2. We can build the 3-d panel separately out of multiple textures. This would allow us to do truly correct 3-d lighting, but would have some pretty big performance implications. The 2-d panel would have to be rendered multiple times, and the total VRAM requirements would increase by several megabytes. Since the panel is never compressed or resolution-reduced, VRAM is a serious consideration.
3. We could disable all 3-d lighting for the 3-d cockpit. This would cause all geometry to match, but give the 3-d cockpit a flat look. Authors would have to build their 3-d lighting into their texture.
None of these options is ideal.
There have been a few cases where we’ve dismissed a feature request as “impossible” – only to then implement it later. There are a few reasons why this happens:
- Sometimes we’re just wrong…we didn’t understand an algorithm or know of a technology. Later research gives us a clue.
- Sometimes the underlying technology we use changes, either OpenGL and the operating system. (The joystick bundle was totally necessary for X-Plane through 832 since it was a CFM application – 840 is Mach-O, allowing us to run bundleless for the first time.)
- Sometimes we have to make changes in our own code. A feature that is near impossible in one version could be one line of code in the next. This is because so much of our features depend on underlying systems. We spend a lot of our time working on the underlying systems to make multiple features possible at once.
So please do not be surprised when the impossible becomes the possible; one of the things that makes flight simulation and enjoyable problem to work on is that new technology constantly unlocks new possibilities and lets us make each version of the sim better than the last in ways that would have been impossible.
It’s winter and I seem to have caught another case of Emailus Overloadus, also known as a clogged in-box. If you emailed me in 2005 and haven’t heard back, please ping me again. If you’ve emailed me in the last six weeks, I apologize for the extended delays; I am trying to get to everyone in the next week or so. Sadly email seems to come in faster than I can answer it.
I was investigating Anacortes, WA with version 7, 8 US and 8 global scenery this morning and had a (probably obvious thought): if your framerate is inadequate with the new global scenery, use the old scenery!

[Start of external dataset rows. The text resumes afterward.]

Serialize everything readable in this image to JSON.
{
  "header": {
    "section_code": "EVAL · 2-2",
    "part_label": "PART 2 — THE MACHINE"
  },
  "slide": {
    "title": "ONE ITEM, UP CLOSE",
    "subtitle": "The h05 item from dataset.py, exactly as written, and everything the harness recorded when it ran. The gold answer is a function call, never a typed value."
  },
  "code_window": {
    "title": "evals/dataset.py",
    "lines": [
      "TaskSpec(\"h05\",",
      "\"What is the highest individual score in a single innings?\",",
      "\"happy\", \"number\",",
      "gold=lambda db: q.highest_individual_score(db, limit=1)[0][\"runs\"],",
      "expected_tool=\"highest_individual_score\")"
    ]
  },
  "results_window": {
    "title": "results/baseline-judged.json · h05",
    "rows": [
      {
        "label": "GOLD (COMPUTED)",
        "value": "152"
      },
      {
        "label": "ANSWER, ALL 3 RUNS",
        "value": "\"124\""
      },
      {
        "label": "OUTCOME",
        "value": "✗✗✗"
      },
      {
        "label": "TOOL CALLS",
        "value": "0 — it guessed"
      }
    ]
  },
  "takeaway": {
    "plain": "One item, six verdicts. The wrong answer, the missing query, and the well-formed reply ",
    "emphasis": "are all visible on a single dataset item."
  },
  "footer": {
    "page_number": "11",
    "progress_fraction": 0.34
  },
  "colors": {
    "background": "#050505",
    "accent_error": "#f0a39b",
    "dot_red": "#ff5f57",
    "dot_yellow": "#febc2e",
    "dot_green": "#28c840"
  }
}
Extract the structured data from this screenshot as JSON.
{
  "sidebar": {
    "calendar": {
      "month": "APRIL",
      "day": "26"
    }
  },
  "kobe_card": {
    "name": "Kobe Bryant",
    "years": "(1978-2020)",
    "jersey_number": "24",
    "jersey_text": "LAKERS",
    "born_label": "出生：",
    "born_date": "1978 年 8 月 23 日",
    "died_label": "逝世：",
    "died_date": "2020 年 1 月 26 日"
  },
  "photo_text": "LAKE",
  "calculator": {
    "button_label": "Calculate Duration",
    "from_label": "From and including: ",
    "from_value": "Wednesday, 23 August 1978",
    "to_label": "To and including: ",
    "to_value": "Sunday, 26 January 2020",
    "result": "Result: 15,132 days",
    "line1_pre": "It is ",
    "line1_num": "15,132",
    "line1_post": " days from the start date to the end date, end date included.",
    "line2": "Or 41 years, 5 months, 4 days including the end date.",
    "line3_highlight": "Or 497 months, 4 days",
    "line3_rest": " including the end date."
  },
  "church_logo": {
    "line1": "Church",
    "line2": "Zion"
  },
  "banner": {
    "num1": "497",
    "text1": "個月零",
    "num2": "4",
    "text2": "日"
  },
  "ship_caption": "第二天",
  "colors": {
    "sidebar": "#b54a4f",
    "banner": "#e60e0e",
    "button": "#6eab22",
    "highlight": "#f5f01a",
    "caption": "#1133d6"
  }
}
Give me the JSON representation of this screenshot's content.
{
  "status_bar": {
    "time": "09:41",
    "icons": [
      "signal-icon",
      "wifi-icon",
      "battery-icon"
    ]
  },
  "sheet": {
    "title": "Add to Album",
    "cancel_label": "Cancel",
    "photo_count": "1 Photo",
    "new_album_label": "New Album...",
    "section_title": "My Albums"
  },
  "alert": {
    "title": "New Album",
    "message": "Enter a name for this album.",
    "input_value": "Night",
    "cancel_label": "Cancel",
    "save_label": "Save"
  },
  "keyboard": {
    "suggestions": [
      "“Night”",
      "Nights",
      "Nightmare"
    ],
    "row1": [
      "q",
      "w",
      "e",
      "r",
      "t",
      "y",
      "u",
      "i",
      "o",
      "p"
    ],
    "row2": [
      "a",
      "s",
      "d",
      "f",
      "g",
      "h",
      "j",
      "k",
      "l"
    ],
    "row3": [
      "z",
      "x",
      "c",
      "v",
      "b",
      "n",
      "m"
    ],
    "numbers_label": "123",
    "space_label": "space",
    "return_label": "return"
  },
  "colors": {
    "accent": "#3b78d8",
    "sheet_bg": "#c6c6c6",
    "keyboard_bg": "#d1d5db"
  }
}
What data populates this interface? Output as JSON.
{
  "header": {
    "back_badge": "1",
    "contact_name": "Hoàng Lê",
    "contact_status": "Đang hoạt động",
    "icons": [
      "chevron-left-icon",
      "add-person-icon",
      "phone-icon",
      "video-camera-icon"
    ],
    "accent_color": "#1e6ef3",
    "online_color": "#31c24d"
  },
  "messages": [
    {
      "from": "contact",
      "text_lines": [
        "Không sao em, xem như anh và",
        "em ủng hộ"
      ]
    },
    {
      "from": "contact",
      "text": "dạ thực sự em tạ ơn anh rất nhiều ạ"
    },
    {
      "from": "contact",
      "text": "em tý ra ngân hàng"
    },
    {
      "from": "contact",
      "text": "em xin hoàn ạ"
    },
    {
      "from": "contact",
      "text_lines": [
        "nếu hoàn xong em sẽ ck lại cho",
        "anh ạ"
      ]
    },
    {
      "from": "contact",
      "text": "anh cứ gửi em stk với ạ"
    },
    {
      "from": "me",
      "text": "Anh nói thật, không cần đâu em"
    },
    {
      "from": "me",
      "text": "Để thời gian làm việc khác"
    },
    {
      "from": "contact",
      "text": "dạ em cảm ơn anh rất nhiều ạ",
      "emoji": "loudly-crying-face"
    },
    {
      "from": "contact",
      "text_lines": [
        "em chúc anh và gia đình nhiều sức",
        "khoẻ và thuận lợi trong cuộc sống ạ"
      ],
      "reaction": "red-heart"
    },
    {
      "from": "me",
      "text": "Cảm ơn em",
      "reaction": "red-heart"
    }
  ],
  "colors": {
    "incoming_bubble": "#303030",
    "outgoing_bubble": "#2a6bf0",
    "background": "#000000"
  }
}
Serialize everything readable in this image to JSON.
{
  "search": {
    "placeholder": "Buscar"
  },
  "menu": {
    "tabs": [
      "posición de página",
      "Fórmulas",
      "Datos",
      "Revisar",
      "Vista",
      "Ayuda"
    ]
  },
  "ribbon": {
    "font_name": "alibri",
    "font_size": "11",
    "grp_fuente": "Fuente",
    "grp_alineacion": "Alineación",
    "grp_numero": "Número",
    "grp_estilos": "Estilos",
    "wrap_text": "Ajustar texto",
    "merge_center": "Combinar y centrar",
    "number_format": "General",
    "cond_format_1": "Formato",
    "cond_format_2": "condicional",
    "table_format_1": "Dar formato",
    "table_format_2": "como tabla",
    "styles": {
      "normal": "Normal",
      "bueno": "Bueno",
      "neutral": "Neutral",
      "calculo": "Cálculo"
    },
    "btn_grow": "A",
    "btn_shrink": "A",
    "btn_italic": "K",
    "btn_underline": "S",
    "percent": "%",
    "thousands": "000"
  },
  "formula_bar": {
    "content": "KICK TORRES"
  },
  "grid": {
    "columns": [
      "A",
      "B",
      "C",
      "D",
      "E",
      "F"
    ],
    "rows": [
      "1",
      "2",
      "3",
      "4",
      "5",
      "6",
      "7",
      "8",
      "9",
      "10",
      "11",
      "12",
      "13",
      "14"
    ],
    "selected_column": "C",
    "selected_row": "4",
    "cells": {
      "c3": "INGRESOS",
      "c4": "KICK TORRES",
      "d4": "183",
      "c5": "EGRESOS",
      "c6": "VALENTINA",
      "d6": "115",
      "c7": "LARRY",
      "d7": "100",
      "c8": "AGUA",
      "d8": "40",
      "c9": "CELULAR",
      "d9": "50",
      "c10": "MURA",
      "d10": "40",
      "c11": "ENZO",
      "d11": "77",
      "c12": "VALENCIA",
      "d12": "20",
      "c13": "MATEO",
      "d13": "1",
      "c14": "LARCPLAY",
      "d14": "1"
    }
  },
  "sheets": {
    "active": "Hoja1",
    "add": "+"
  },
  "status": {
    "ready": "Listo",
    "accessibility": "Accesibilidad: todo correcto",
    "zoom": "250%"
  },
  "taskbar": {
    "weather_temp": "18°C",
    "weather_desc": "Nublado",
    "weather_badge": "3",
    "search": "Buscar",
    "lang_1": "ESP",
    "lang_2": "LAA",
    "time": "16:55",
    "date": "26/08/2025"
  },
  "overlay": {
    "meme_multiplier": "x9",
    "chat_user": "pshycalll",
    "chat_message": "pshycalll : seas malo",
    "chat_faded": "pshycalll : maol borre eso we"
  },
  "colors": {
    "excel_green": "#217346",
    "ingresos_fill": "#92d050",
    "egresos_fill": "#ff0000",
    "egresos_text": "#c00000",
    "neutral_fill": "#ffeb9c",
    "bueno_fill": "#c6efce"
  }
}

What’s important to understand is: the amount of work to be done is defined by the scenery, but the capacity of the sim to do that work is defined by your hardware and the version of the sim! In particular, 835 is definitely faster than 820, which was faster than 800, which is faster than X-Plane 7. So you can use X-Plane 835 with old scenery and get a much higher framerate.
In the Anacortes area I’m seeing framerates in the 60s with global scenery, 90s with the US DSFs, and 120s with V7 scenery. In a direct comparison with all settings controlled, X-Plane 7.63 runs this airport at 52 fps, while X-Plane 8.35 runs the same scenery at 110 fps.
There are two things going on here: in newer versions of the sim we can use newer, more efficient techniques to talk to the card. These techniques are invented by the graphics card vendors to allow applications to take advantage of the ever-growing power of graphics cards. So a new X-Plane has an advantage over an old one in the way it utilizes modern hardware – hence the framerate improvements.
We are also “spending” that performance dividend to provide more realism. Here you can compare the look and framerate of the v7 ENV (top) vs the v8 DSF (bottom). We are utilizing higher performance to make scenery more realistic, but if you’d rather have the framerate just load up the old scenery. It still works, and it’s very fast.